Covington & Burling last week received the apology it sought from the Senate for anti-Chinese measures the body passed in the late 19th and early 20th centuries.
The Senate on Thursday approved by unanimous consent a resolution that expresses regret for the laws that discriminated against the Chinese. A team of about a dozen Covington lobbyists pushed for the resolution's passage as part of pro bono advocacy work the firm conducted on behalf of the country's Chinese-American community.
Martin Gold, the leader of Covington’s lobbying effort, said he is “very proud” of the Senate’s action.
“I’m extraordinarily gratified to say the least,” said Gold, co-chairman of Covington's government affairs practice group.

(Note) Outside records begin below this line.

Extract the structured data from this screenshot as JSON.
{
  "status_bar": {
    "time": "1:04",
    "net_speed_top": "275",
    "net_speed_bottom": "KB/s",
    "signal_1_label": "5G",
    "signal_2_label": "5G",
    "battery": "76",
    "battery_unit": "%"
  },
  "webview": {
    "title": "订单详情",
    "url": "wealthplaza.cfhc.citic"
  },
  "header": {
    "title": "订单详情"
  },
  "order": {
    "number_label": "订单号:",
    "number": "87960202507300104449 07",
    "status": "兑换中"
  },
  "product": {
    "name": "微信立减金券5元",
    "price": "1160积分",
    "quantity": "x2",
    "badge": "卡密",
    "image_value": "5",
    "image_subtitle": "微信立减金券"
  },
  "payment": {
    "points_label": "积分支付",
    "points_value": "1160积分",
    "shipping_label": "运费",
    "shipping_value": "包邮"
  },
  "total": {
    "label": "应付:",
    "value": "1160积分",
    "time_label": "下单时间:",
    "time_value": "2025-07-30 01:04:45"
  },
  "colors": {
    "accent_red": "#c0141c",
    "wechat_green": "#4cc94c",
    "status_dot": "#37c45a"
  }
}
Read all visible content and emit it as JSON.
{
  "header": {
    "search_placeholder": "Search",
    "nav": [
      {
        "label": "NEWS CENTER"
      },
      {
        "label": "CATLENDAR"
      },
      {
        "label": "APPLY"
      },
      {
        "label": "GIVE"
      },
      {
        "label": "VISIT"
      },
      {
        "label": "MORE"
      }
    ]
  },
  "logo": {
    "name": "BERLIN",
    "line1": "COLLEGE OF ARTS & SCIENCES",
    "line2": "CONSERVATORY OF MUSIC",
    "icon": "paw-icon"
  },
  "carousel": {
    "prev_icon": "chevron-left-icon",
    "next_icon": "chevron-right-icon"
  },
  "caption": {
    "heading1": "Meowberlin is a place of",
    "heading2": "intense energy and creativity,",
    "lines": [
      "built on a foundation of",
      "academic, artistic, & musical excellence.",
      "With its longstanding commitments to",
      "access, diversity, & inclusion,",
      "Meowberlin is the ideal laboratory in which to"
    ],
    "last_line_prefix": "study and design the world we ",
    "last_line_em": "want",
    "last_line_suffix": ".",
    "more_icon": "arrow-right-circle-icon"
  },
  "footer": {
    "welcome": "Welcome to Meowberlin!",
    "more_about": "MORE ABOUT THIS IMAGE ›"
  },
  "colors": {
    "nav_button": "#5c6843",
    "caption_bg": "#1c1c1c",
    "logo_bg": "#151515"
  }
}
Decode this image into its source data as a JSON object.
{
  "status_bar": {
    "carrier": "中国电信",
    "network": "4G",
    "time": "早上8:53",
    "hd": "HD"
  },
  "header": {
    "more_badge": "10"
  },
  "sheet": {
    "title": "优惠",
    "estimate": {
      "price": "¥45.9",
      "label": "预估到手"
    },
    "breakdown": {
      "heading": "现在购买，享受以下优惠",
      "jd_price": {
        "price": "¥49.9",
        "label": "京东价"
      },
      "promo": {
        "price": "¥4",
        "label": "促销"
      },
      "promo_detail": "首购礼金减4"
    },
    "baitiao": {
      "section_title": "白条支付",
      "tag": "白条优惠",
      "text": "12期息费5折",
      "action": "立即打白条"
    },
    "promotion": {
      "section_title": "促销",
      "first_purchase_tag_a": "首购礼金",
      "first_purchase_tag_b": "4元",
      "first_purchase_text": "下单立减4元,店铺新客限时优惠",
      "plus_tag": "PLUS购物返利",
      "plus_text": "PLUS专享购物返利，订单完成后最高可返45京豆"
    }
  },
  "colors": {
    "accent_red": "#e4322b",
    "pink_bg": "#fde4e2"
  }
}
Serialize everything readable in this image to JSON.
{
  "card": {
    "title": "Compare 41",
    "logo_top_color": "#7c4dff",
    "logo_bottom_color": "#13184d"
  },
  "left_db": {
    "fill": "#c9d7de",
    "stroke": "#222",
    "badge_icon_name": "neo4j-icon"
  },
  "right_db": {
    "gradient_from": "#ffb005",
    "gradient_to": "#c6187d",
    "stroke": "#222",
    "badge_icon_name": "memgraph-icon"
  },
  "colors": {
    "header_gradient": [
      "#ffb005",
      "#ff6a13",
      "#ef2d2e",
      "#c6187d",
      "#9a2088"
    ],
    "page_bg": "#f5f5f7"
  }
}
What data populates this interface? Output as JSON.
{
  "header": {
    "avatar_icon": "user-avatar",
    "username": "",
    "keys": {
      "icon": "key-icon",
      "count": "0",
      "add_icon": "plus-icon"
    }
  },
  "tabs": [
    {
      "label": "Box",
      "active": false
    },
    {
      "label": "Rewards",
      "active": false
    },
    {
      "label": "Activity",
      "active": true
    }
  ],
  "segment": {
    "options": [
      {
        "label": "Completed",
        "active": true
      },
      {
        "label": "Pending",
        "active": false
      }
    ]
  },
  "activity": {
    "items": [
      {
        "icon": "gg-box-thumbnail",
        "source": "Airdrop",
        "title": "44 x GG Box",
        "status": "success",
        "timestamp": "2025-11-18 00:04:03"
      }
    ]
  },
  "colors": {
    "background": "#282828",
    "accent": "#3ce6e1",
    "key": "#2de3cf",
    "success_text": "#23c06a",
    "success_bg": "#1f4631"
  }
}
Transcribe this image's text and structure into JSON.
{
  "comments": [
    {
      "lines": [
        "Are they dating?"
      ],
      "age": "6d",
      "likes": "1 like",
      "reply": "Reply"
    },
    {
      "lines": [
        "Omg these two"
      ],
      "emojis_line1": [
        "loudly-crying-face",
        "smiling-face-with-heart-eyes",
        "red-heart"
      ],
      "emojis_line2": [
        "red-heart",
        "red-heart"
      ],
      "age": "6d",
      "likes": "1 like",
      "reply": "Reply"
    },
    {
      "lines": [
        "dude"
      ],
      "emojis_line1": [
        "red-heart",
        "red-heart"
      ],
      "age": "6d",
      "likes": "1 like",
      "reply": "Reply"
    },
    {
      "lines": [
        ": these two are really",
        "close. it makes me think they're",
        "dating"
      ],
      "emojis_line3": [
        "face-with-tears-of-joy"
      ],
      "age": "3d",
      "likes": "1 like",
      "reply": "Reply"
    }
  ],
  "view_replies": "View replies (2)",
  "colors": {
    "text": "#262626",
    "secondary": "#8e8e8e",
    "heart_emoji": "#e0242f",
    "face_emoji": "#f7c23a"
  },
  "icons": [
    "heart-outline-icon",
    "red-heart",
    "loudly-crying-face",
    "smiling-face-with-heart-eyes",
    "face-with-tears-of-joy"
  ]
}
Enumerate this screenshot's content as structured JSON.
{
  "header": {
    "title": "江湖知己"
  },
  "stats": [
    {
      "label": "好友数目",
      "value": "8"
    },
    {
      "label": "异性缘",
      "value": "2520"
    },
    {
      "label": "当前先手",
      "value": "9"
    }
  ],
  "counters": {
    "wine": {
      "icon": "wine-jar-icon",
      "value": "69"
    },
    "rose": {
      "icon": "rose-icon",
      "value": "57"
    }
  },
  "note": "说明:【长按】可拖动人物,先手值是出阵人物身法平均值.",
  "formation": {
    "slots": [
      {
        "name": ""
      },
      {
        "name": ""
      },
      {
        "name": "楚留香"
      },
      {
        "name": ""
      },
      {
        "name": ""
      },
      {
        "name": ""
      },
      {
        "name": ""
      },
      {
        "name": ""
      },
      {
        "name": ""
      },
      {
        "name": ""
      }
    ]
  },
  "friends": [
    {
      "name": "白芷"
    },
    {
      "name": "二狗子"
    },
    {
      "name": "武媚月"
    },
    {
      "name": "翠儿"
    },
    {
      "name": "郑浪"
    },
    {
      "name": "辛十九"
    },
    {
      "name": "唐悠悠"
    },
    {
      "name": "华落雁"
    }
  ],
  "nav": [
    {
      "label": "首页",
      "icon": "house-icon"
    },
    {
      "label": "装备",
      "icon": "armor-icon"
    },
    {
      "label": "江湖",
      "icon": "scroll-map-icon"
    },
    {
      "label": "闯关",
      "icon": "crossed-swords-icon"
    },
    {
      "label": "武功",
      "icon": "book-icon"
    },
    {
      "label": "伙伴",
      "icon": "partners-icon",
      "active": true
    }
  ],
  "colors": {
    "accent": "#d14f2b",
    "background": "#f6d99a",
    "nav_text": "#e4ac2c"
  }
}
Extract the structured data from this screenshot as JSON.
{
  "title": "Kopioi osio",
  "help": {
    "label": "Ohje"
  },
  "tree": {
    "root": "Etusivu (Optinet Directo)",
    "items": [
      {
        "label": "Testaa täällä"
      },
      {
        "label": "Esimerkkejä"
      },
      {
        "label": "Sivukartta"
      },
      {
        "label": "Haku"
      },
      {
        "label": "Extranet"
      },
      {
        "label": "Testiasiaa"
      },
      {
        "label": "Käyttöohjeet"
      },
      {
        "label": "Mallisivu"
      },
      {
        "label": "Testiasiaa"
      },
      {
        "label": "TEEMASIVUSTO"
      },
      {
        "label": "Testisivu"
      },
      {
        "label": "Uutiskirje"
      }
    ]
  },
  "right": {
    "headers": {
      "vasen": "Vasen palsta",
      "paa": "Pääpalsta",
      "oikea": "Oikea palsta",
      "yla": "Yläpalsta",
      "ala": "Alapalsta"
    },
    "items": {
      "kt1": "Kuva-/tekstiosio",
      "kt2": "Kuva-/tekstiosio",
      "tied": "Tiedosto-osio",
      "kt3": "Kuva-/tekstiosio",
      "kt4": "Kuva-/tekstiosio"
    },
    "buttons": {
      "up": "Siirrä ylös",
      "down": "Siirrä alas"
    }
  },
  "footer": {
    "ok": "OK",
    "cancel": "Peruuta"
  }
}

Michael Lin, chairman of the 1882 Project, a nonpartisan group that pushed for the passage of the resolution, wrote in an e-mail that Covington “has been very supportive and instrumental to help identify key staffers of Senators where our community organizations have significant presence, so that we can mobilize the grassroots support to reach out to Senators.”
But the lobbying for a congressional expression of regret isn’t over.
The House hasn’t voted on a similar resolution introduced by Rep. Judy Chu (D-Calif.) in May. The resolution is waiting for consideration in the House Judiciary Committee.
Congressional apologies to American racial or ethnic groups for U.S. government transgressions are rare.
Most recently, in 2009 and 2008, the House and Senate passed resolutions apologizing for slavery and subsequent Jim Crow laws that discriminated against blacks. Congress also expressed remorse in 1993 for overthrowing the Kingdom of Hawaii, and apologized in 1988 for discrimination against Japanese-Americans during World War II.